Data items:
-- Opening Marker --

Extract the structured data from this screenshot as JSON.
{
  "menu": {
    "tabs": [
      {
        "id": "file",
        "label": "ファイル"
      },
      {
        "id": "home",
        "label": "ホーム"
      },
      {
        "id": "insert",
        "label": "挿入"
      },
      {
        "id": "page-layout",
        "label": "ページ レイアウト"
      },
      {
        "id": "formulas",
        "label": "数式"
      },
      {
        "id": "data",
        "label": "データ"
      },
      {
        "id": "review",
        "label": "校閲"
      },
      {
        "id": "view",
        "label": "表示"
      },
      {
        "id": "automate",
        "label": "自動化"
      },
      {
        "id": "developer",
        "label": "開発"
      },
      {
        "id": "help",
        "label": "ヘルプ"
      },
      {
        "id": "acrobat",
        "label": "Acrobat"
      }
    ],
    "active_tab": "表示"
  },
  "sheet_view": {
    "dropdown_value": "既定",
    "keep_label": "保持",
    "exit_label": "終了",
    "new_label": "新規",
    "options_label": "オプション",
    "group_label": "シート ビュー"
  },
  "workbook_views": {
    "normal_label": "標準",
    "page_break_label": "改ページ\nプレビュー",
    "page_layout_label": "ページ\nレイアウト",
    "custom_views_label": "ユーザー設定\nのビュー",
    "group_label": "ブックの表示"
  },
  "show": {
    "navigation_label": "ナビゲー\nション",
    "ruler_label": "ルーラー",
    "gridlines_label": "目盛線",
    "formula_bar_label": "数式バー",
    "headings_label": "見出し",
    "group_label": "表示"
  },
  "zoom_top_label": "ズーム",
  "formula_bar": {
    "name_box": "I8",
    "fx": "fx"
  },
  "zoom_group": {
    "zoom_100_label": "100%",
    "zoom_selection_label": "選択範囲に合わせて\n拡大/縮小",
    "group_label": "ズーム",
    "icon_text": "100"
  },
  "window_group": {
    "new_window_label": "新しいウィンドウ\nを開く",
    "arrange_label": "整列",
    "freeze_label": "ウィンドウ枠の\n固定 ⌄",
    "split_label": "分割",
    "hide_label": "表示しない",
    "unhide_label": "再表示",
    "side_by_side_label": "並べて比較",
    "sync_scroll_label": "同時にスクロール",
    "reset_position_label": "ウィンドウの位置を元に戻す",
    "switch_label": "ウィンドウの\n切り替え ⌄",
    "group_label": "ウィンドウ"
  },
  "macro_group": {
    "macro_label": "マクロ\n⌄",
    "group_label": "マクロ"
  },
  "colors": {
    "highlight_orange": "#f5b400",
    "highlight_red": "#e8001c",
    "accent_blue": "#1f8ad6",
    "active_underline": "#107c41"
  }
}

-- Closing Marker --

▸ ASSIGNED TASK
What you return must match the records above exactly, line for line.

▸ OUTPUT FOR THIS TASK
Extract the structured data from this screenshot as JSON.
{
  "menu": {
    "tabs": [
      {
        "id": "file",
        "label": "ファイル"
      },
      {
        "id": "home",
        "label": "ホーム"
      },
      {
        "id": "insert",
        "label": "挿入"
      },
      {
        "id": "page-layout",
        "label": "ページ レイアウト"
      },
      {
        "id": "formulas",
        "label": "数式"
      },
      {
        "id": "data",
        "label": "データ"
      },
      {
        "id": "review",
        "label": "校閲"
      },
      {
        "id": "view",
        "label": "表示"
      },
      {
        "id": "automate",
        "label": "自動化"
      },
      {
        "id": "developer",
        "label": "開発"
      },
      {
        "id": "help",
        "label": "ヘルプ"
      },
      {
        "id": "acrobat",
        "label": "Acrobat"
      }
    ],
    "active_tab": "表示"
  },
  "sheet_view": {
    "dropdown_value": "既定",
    "keep_label": "保持",
    "exit_label": "終了",
    "new_label": "新規",
    "options_label": "オプション",
    "group_label": "シート ビュー"
  },
  "workbook_views": {
    "normal_label": "標準",
    "page_break_label": "改ページ\nプレビュー",
    "page_layout_label": "ページ\nレイアウト",
    "custom_views_label": "ユーザー設定\nのビュー",
    "group_label": "ブックの表示"
  },
  "show": {
    "navigation_label": "ナビゲー\nション",
    "ruler_label": "ルーラー",
    "gridlines_label": "目盛線",
    "formula_bar_label": "数式バー",
    "headings_label": "見出し",
    "group_label": "表示"
  },
  "zoom_top_label": "ズーム",
  "formula_bar": {
    "name_box": "I8",
    "fx": "fx"
  },
  "zoom_group": {
    "zoom_100_label": "100%",
    "zoom_selection_label": "選択範囲に合わせて\n拡大/縮小",
    "group_label": "ズーム",
    "icon_text": "100"
  },
  "window_group": {
    "new_window_label": "新しいウィンドウ\nを開く",
    "arrange_label": "整列",
    "freeze_label": "ウィンドウ枠の\n固定 ⌄",
    "split_label": "分割",
    "hide_label": "表示しない",
    "unhide_label": "再表示",
    "side_by_side_label": "並べて比較",
    "sync_scroll_label": "同時にスクロール",
    "reset_position_label": "ウィンドウの位置を元に戻す",
    "switch_label": "ウィンドウの\n切り替え ⌄",
    "group_label": "ウィンドウ"
  },
  "macro_group": {
    "macro_label": "マクロ\n⌄",
    "group_label": "マクロ"
  },
  "colors": {
    "highlight_orange": "#f5b400",
    "highlight_red": "#e8001c",
    "accent_blue": "#1f8ad6",
    "active_underline": "#107c41"
  }
}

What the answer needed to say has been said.